Records for the task:
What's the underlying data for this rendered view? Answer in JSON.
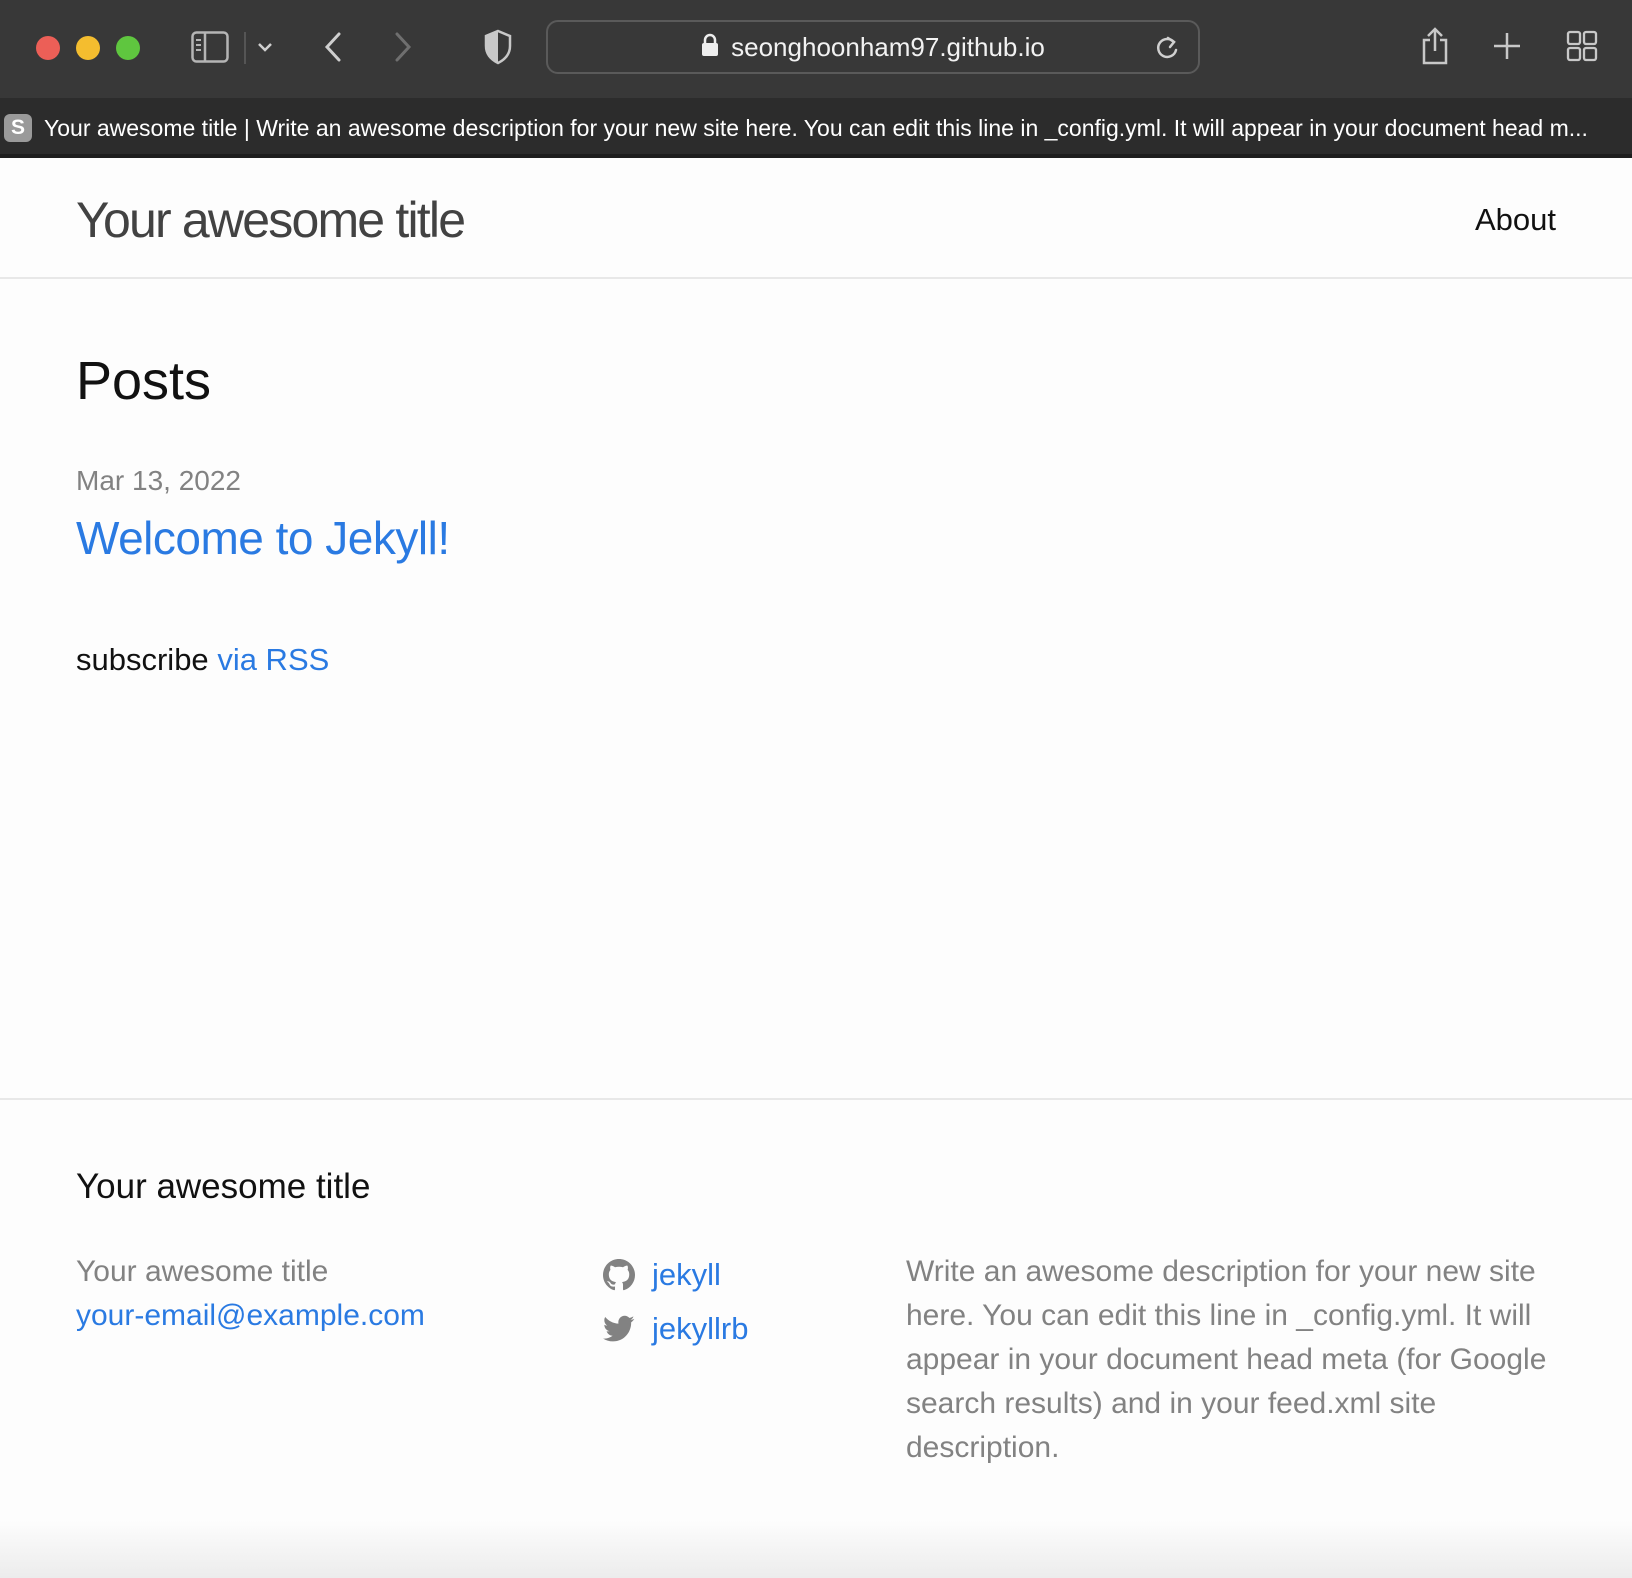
{
  "browser": {
    "url": "seonghoonham97.github.io",
    "tab_favicon_letter": "S",
    "tab_title": "Your awesome title | Write an awesome description for your new site here. You can edit this line in _config.yml. It will appear in your document head m..."
  },
  "header": {
    "site_title": "Your awesome title",
    "nav_about": "About"
  },
  "main": {
    "heading": "Posts",
    "posts": [
      {
        "date": "Mar 13, 2022",
        "title": "Welcome to Jekyll!"
      }
    ],
    "rss_prefix": "subscribe",
    "rss_link": "via RSS"
  },
  "footer": {
    "heading": "Your awesome title",
    "name": "Your awesome title",
    "email": "your-email@example.com",
    "github_user": "jekyll",
    "twitter_user": "jekyllrb",
    "description": "Write an awesome description for your new site here. You can edit this line in _config.yml. It will appear in your document head meta (for Google search results) and in your feed.xml site description."
  },
  "colors": {
    "link": "#2a7ae2",
    "muted": "#828282",
    "chrome": "#383838"
  }
}
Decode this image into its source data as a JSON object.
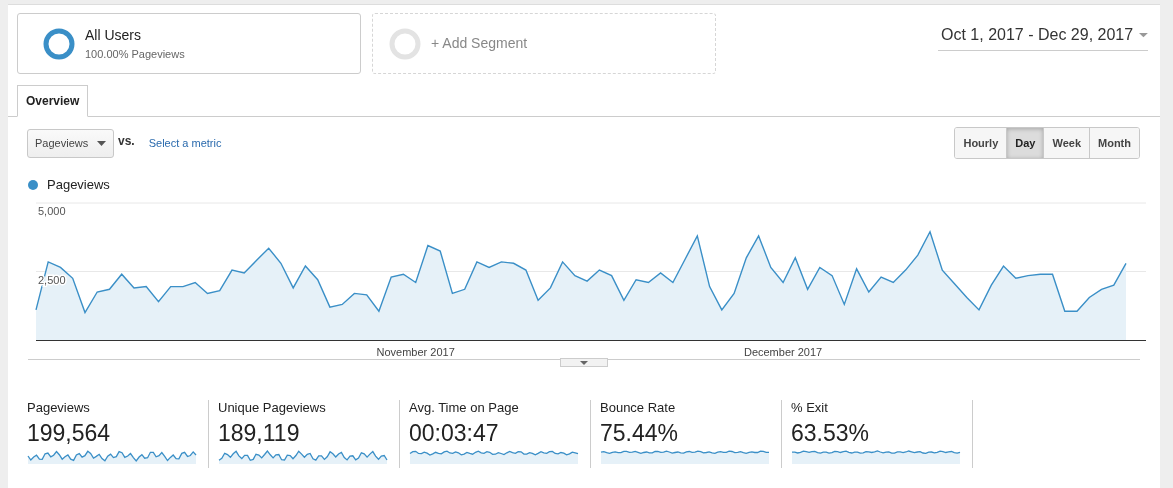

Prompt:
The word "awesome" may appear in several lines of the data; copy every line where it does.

Written answer:
    "tab_title": "Your awesome title | Write an awesome description for your new site here. You can edit this line in _config.yml. It will appear in your document head m..."
    "site_title": "Your awesome title",
    "heading": "Your awesome title",
    "name": "Your awesome title",
    "description": "Write an awesome description for your new site here. You can edit this line in _config.yml. It will appear in your document head meta (for Google search results) and in your feed.xml site description."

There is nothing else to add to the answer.